• [Task item] Write out the records word for word.

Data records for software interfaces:

****

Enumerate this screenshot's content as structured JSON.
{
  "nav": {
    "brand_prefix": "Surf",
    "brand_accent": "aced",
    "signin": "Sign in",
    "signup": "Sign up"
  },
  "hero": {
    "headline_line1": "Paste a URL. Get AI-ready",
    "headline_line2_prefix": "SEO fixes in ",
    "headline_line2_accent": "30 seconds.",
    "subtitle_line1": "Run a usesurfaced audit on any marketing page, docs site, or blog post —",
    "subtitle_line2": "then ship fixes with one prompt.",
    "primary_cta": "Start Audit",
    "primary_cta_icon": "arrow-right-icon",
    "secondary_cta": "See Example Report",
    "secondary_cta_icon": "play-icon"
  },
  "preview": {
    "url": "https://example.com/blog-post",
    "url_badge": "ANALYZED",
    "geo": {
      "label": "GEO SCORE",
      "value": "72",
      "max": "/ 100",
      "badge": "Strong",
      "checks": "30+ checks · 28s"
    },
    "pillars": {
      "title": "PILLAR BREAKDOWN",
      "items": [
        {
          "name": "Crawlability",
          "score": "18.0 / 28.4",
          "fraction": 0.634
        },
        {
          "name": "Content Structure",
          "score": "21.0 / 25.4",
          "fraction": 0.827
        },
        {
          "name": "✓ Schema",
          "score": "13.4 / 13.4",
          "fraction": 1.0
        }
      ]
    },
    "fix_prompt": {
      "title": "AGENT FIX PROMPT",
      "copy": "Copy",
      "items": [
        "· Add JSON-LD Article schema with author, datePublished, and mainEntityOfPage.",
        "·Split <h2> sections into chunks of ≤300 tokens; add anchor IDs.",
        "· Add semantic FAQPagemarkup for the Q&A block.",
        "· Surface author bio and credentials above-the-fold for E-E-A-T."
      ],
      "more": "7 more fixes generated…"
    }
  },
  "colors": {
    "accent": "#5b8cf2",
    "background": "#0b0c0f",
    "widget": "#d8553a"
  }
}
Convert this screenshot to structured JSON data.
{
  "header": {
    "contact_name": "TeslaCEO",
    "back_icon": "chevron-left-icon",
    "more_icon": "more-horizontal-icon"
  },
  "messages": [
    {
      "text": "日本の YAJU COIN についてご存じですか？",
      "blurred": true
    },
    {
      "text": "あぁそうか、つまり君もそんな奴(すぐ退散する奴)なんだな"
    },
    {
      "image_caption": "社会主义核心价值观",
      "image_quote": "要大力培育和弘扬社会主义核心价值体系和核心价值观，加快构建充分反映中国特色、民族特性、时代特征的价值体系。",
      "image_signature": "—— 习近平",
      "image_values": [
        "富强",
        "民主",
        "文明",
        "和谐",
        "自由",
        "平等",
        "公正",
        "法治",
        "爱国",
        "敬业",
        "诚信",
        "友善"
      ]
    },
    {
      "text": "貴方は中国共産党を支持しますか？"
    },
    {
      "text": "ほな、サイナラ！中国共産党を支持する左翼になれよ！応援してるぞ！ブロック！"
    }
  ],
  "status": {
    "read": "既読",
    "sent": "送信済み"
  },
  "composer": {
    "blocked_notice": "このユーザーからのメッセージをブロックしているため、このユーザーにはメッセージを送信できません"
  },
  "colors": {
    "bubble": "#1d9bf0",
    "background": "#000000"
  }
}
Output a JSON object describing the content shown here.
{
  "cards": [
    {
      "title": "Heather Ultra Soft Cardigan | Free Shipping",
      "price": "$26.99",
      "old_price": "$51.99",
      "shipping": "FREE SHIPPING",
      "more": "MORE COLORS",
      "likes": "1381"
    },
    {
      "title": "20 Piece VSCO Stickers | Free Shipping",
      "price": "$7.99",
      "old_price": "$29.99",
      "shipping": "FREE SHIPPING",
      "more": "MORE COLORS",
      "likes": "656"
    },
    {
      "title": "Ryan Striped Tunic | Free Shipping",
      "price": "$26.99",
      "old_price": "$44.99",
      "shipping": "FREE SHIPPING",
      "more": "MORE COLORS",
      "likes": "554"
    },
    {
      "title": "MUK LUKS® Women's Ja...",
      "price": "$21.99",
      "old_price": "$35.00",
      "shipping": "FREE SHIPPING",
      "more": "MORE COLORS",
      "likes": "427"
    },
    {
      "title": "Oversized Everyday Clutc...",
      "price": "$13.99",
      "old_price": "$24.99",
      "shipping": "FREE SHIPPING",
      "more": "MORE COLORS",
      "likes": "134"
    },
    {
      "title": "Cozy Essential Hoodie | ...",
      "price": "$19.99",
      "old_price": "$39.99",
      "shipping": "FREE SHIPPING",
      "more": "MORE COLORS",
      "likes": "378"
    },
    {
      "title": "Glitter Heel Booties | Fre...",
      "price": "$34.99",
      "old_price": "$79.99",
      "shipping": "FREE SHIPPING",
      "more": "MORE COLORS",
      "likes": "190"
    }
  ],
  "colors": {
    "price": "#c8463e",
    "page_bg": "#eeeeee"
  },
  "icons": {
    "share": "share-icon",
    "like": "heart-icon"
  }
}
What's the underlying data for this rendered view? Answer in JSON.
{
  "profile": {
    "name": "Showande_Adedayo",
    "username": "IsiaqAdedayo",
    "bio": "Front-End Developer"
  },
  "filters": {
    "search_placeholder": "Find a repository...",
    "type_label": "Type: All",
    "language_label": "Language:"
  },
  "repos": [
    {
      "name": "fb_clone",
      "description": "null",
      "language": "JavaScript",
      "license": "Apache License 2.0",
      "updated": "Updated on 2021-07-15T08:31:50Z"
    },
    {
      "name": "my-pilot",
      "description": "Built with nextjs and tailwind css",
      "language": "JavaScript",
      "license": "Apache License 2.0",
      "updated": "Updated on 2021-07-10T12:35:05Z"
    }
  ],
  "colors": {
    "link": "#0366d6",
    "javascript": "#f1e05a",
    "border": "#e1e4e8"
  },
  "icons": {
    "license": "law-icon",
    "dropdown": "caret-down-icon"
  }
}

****

• [Answer box]
Enumerate this screenshot's content as structured JSON.
{
  "nav": {
    "brand_prefix": "Surf",
    "brand_accent": "aced",
    "signin": "Sign in",
    "signup": "Sign up"
  },
  "hero": {
    "headline_line1": "Paste a URL. Get AI-ready",
    "headline_line2_prefix": "SEO fixes in ",
    "headline_line2_accent": "30 seconds.",
    "subtitle_line1": "Run a usesurfaced audit on any marketing page, docs site, or blog post —",
    "subtitle_line2": "then ship fixes with one prompt.",
    "primary_cta": "Start Audit",
    "primary_cta_icon": "arrow-right-icon",
    "secondary_cta": "See Example Report",
    "secondary_cta_icon": "play-icon"
  },
  "preview": {
    "url": "https://example.com/blog-post",
    "url_badge": "ANALYZED",
    "geo": {
      "label": "GEO SCORE",
      "value": "72",
      "max": "/ 100",
      "badge": "Strong",
      "checks": "30+ checks · 28s"
    },
    "pillars": {
      "title": "PILLAR BREAKDOWN",
      "items": [
        {
          "name": "Crawlability",
          "score": "18.0 / 28.4",
          "fraction": 0.634
        },
        {
          "name": "Content Structure",
          "score": "21.0 / 25.4",
          "fraction": 0.827
        },
        {
          "name": "✓ Schema",
          "score": "13.4 / 13.4",
          "fraction": 1.0
        }
      ]
    },
    "fix_prompt": {
      "title": "AGENT FIX PROMPT",
      "copy": "Copy",
      "items": [
        "· Add JSON-LD Article schema with author, datePublished, and mainEntityOfPage.",
        "·Split <h2> sections into chunks of ≤300 tokens; add anchor IDs.",
        "· Add semantic FAQPagemarkup for the Q&A block.",
        "· Surface author bio and credentials above-the-fold for E-E-A-T."
      ],
      "more": "7 more fixes generated…"
    }
  },
  "colors": {
    "accent": "#5b8cf2",
    "background": "#0b0c0f",
    "widget": "#d8553a"
  }
}
Convert this screenshot to structured JSON data.
{
  "header": {
    "contact_name": "TeslaCEO",
    "back_icon": "chevron-left-icon",
    "more_icon": "more-horizontal-icon"
  },
  "messages": [
    {
      "text": "日本の YAJU COIN についてご存じですか？",
      "blurred": true
    },
    {
      "text": "あぁそうか、つまり君もそんな奴(すぐ退散する奴)なんだな"
    },
    {
      "image_caption": "社会主义核心价值观",
      "image_quote": "要大力培育和弘扬社会主义核心价值体系和核心价值观，加快构建充分反映中国特色、民族特性、时代特征的价值体系。",
      "image_signature": "—— 习近平",
      "image_values": [
        "富强",
        "民主",
        "文明",
        "和谐",
        "自由",
        "平等",
        "公正",
        "法治",
        "爱国",
        "敬业",
        "诚信",
        "友善"
      ]
    },
    {
      "text": "貴方は中国共産党を支持しますか？"
    },
    {
      "text": "ほな、サイナラ！中国共産党を支持する左翼になれよ！応援してるぞ！ブロック！"
    }
  ],
  "status": {
    "read": "既読",
    "sent": "送信済み"
  },
  "composer": {
    "blocked_notice": "このユーザーからのメッセージをブロックしているため、このユーザーにはメッセージを送信できません"
  },
  "colors": {
    "bubble": "#1d9bf0",
    "background": "#000000"
  }
}
Output a JSON object describing the content shown here.
{
  "cards": [
    {
      "title": "Heather Ultra Soft Cardigan | Free Shipping",
      "price": "$26.99",
      "old_price": "$51.99",
      "shipping": "FREE SHIPPING",
      "more": "MORE COLORS",
      "likes": "1381"
    },
    {
      "title": "20 Piece VSCO Stickers | Free Shipping",
      "price": "$7.99",
      "old_price": "$29.99",
      "shipping": "FREE SHIPPING",
      "more": "MORE COLORS",
      "likes": "656"
    },
    {
      "title": "Ryan Striped Tunic | Free Shipping",
      "price": "$26.99",
      "old_price": "$44.99",
      "shipping": "FREE SHIPPING",
      "more": "MORE COLORS",
      "likes": "554"
    },
    {
      "title": "MUK LUKS® Women's Ja...",
      "price": "$21.99",
      "old_price": "$35.00",
      "shipping": "FREE SHIPPING",
      "more": "MORE COLORS",
      "likes": "427"
    },
    {
      "title": "Oversized Everyday Clutc...",
      "price": "$13.99",
      "old_price": "$24.99",
      "shipping": "FREE SHIPPING",
      "more": "MORE COLORS",
      "likes": "134"
    },
    {
      "title": "Cozy Essential Hoodie | ...",
      "price": "$19.99",
      "old_price": "$39.99",
      "shipping": "FREE SHIPPING",
      "more": "MORE COLORS",
      "likes": "378"
    },
    {
      "title": "Glitter Heel Booties | Fre...",
      "price": "$34.99",
      "old_price": "$79.99",
      "shipping": "FREE SHIPPING",
      "more": "MORE COLORS",
      "likes": "190"
    }
  ],
  "colors": {
    "price": "#c8463e",
    "page_bg": "#eeeeee"
  },
  "icons": {
    "share": "share-icon",
    "like": "heart-icon"
  }
}
What's the underlying data for this rendered view? Answer in JSON.
{
  "profile": {
    "name": "Showande_Adedayo",
    "username": "IsiaqAdedayo",
    "bio": "Front-End Developer"
  },
  "filters": {
    "search_placeholder": "Find a repository...",
    "type_label": "Type: All",
    "language_label": "Language:"
  },
  "repos": [
    {
      "name": "fb_clone",
      "description": "null",
      "language": "JavaScript",
      "license": "Apache License 2.0",
      "updated": "Updated on 2021-07-15T08:31:50Z"
    },
    {
      "name": "my-pilot",
      "description": "Built with nextjs and tailwind css",
      "language": "JavaScript",
      "license": "Apache License 2.0",
      "updated": "Updated on 2021-07-10T12:35:05Z"
    }
  ],
  "colors": {
    "link": "#0366d6",
    "javascript": "#f1e05a",
    "border": "#e1e4e8"
  },
  "icons": {
    "license": "law-icon",
    "dropdown": "caret-down-icon"
  }
}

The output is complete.